“Global warming is affecting Antarctica just as it’s affecting everywhere in the world at this point, but it is proceeding faster in both of the polar regions than it is anywhere else on the planet. What happens here is an early warning of what will be happening to ecosystems elsewhere – it’s just happening sooner and faster in Antarctica,” said Hugh Ducklow, the lead principal investigator at Palmer Station and a biogeochemist at Lamont-Doherty Earth Observatory.
Temperatures have been warming on the West Antarctic Peninsula at about 0.5° Celsius per decade since the early 1950s, a rate about four times faster than the global average. While winter sea ice extent in the Southern Ocean as a whole has changed little, the sea ice here begins to advance about 2 months later than it did in the 1980s and retreat about a month earlier. The West Antarctic Peninsula is bathed by relatively warm waters from the Antarctic Circumpolar Current that comes close to the surface near the peninsula, and that current is gaining heat as the oceans warm, studies show.
The changes and their cascading effects are showing in the ice and in the numbers and species of marine wildlife. The population of native Adélie penguin has declined from 15,000 pairs in the area around Palmer Station in the 1980s to fewer than 3,000 today. Penguin species from farther north, the Chinstrap and Gentoo, have started moving in, while Adélie numbers are increasing farther south in a region that hasn’t experienced as much warming. Fur seals and elephant seals, neither native to the area, are also now appearing near the Anvers coast. (Read more about the changing habitat of penguins and seals in this recent post and in the video above.)

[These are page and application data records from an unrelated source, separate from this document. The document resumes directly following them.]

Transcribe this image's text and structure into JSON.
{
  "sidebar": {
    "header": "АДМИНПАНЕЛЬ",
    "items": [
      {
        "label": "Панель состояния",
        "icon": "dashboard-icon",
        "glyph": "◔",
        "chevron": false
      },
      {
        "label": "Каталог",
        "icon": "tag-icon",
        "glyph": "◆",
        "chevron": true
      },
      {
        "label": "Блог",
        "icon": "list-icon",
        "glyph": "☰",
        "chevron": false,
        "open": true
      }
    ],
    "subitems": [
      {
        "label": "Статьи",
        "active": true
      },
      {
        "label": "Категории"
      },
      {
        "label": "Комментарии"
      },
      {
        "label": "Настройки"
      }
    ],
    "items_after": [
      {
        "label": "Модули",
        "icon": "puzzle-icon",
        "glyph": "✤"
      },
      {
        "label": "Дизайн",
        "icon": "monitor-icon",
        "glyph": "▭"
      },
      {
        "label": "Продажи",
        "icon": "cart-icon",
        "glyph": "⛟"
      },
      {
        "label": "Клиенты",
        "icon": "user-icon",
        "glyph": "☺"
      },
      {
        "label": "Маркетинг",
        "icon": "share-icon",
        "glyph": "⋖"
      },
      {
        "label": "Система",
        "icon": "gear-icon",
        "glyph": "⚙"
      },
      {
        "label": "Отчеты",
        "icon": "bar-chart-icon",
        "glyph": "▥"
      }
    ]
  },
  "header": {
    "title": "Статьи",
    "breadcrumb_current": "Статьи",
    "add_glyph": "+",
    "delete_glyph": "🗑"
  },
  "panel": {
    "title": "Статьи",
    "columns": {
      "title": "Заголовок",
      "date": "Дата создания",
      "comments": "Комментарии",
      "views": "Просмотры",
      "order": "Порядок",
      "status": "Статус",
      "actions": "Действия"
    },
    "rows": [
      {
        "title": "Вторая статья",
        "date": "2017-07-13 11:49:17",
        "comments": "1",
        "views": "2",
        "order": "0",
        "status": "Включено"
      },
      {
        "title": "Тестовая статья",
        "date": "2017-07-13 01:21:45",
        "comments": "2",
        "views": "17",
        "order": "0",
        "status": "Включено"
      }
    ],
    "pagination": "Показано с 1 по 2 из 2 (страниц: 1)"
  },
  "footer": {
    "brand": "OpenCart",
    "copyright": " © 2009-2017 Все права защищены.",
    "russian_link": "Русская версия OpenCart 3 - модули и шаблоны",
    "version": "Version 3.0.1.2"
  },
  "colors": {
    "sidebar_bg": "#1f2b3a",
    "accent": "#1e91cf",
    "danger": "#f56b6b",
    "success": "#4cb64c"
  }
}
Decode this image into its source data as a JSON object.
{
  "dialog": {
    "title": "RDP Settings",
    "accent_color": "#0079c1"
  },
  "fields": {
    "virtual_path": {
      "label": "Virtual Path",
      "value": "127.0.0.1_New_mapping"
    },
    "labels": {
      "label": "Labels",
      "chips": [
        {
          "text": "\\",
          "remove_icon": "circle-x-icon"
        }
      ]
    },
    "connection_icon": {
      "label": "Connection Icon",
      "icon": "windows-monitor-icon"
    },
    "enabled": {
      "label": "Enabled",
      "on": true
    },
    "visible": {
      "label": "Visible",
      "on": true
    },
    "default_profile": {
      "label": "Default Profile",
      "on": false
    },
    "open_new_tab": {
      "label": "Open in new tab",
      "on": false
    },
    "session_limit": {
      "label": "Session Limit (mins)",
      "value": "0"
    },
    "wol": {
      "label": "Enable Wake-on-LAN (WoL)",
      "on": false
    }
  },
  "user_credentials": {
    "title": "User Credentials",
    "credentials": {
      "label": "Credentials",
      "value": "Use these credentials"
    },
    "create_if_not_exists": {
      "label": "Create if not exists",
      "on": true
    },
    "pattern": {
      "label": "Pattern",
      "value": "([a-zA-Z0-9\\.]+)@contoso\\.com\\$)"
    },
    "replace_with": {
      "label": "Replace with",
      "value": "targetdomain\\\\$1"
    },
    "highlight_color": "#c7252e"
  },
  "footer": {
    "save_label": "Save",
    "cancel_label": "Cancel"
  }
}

Warming temperatures and changes in the sea ice matter for the entire marine food chain in this region where whales feed in the summer and large numbers of sea birds breed.
The ice is an important factor in the strength of the spring phytoplankton bloom and for the growth of ice algae, which are both important food sources for krill, which in turn are the main food source for the region’s penguins, whales and seals.
When sea ice covers the coastal water in early spring, it prevents the spring bloom from starting too early, when it could be disrupted by storms, explained Jeff Bowman, a marine biologist from Lamont who is currently working at Palmer Station. As temperatures rise, the sea ice leaves earlier, and climate phenomena that drive weather patterns could impact marine life in different ways. Studies suggest that the Southern Annular Mode (SAM) is more likely to be positive, meaning stronger winds will be more common, likely disrupting phytoplankton growth, and tropical storms could send precipitation across the Southern Ocean that can put penguin eggs and chicks at risk. (Read more about phytoplankton and what Bowman is seeing at Palmer Station in his research blog, Polar Microbes.)
The scientists at Palmer Station see changes like these up close every year, and they have collected data through the Long-Term Ecological Research program for the past two decades to track ecological and environmental changes and how those shifts cascade through the ecosystem. Two years ago, a video team joined them. You can watch the Palmer Station scientists at work and see the surrounding environment in the movie Antarctic Edge: 90 Degrees South.
Learn more about West Antarctica and its changing ice sheet, part of a video series.